Border, 17th–18th century
Medium: silk embroidery, linen foundation Technique: embroidered in deflected element stitches on plain weave Label: linen plain weave, embroidered in silk. Gift of John Pierpont Morgan. 1902-1-439
What is this?
End of a table cover or towel of off-white linen embroidered in red silk with a symmetrical arrangement of mermaids and fountains. Red background is embroidered, with figures reserved in plain cloth.
Why is this in our collection?

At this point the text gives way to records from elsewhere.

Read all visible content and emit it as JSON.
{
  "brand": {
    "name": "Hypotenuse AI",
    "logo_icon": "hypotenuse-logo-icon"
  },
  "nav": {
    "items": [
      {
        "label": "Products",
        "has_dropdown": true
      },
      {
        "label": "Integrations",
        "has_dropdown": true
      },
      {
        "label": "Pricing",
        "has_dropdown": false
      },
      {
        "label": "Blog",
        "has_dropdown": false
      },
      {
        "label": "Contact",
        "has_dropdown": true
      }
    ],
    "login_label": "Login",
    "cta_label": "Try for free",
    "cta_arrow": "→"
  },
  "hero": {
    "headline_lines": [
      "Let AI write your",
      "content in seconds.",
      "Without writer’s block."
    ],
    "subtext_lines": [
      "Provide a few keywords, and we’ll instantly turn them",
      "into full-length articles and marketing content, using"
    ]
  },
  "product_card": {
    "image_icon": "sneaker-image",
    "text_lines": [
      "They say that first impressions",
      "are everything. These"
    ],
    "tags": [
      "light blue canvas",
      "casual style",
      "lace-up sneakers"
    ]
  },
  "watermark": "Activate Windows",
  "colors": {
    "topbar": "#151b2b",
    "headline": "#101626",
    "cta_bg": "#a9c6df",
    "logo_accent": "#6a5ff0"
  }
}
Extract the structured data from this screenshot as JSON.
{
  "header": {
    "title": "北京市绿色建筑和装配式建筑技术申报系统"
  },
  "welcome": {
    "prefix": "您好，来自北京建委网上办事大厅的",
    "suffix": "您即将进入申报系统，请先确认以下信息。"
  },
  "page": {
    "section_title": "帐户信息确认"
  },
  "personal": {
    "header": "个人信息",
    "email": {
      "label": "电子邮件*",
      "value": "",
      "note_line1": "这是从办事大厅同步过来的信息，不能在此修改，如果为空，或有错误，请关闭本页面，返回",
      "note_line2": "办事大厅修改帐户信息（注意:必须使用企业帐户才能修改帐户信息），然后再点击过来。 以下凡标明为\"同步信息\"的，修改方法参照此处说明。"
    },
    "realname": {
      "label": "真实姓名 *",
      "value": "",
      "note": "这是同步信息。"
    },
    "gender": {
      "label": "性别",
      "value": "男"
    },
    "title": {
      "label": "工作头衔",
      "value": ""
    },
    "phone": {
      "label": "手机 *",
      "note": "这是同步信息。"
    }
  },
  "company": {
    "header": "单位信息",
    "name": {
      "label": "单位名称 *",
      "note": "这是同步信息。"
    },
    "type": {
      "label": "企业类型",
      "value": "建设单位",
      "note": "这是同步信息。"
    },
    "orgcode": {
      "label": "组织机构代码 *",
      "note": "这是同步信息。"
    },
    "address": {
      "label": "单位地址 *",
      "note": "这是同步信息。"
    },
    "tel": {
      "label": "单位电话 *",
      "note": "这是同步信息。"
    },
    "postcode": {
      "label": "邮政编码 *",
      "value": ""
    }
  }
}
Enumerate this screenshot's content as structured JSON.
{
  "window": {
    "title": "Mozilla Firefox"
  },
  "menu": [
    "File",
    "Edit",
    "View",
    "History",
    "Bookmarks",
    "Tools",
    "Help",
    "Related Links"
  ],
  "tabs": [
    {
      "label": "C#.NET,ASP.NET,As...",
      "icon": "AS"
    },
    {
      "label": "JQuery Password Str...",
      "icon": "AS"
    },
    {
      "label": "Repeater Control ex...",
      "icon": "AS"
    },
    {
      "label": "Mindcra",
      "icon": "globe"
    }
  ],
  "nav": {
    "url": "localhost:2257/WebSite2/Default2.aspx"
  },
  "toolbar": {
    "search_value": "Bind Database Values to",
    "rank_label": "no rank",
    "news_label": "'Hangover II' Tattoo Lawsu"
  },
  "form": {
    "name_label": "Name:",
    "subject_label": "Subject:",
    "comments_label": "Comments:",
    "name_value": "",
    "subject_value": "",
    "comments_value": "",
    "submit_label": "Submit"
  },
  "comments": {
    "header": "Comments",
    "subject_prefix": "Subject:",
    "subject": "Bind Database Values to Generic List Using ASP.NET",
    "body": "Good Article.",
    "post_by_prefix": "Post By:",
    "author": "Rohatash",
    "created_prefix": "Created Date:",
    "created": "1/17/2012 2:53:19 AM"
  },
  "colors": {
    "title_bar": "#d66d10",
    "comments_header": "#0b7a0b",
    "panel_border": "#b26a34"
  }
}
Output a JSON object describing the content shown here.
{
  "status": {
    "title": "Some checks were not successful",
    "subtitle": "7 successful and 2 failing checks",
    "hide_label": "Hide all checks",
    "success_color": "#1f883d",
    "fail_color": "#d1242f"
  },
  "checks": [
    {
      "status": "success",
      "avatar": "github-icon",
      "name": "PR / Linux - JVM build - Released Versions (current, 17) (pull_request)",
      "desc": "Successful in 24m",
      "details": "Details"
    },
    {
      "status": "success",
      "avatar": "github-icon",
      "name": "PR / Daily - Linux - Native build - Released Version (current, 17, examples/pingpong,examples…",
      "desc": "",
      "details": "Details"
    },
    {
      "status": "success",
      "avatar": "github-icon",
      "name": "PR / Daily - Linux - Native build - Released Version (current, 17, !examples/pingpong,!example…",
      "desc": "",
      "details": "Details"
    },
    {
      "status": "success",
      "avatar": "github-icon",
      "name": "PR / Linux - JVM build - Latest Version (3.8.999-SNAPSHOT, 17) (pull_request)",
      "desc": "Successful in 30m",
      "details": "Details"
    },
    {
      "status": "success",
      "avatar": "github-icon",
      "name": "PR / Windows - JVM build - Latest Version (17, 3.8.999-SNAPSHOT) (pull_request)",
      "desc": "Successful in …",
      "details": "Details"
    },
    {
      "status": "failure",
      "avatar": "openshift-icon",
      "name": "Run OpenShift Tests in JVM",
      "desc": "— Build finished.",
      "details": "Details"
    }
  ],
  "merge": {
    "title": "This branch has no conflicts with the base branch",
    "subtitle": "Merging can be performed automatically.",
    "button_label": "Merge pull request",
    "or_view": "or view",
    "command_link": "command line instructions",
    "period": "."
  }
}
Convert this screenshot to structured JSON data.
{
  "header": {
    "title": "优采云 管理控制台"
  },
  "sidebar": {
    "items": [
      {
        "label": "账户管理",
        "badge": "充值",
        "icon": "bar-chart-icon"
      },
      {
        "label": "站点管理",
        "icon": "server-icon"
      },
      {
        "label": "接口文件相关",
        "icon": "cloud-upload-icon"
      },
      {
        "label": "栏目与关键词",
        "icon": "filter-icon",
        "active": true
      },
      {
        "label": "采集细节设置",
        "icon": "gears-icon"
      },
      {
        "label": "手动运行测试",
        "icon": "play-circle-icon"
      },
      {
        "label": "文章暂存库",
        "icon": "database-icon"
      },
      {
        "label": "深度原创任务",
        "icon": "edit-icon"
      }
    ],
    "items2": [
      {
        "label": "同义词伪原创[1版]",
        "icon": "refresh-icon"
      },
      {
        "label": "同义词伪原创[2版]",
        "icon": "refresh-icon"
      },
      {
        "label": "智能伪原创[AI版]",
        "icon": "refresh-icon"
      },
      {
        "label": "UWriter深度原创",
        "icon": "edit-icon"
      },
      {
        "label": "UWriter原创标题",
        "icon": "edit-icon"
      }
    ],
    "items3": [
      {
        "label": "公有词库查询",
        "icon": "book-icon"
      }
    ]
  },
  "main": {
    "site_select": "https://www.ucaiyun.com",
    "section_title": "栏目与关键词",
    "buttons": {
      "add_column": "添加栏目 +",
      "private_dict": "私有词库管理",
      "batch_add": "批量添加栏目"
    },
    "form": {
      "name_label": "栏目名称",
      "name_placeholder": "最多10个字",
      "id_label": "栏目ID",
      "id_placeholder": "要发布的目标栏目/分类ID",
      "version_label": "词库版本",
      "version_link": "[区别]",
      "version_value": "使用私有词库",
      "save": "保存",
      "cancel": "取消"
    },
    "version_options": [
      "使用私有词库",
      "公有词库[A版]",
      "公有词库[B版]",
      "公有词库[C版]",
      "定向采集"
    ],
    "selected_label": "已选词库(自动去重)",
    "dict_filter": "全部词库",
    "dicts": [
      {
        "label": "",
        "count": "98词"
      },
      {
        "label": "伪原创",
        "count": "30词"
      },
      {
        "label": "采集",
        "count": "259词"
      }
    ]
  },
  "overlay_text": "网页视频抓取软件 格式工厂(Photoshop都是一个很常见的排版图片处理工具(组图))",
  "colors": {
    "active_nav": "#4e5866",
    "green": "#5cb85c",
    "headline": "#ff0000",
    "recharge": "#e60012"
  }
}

Sicily, situated at the crossroads of Europe, Africa and the Middle East, directly between the Mediterranean and Tyrrhenian seas, was at various times conquered by the Phoenicians, Greeks, Romans, Arabs, French, and Spanish, creating a rich cultural amalgamation and an eclectic design vocabulary. This embroidered border, with mermaids and sea creatures outlined in red silk stitching, reveals the influence of the Greeks and their preoccupation with the sea. In Homer’s Ulysses, the Straits of Messina, separating Sicily from the tip of Italy, is where sailors are called to their death by the Sirens, and throughout the island, the mermaid myth resonates. This piece also includes Christian imagery, however, and may have been used as part of an altar set. A solid white band has been reserved, as if for an inscription.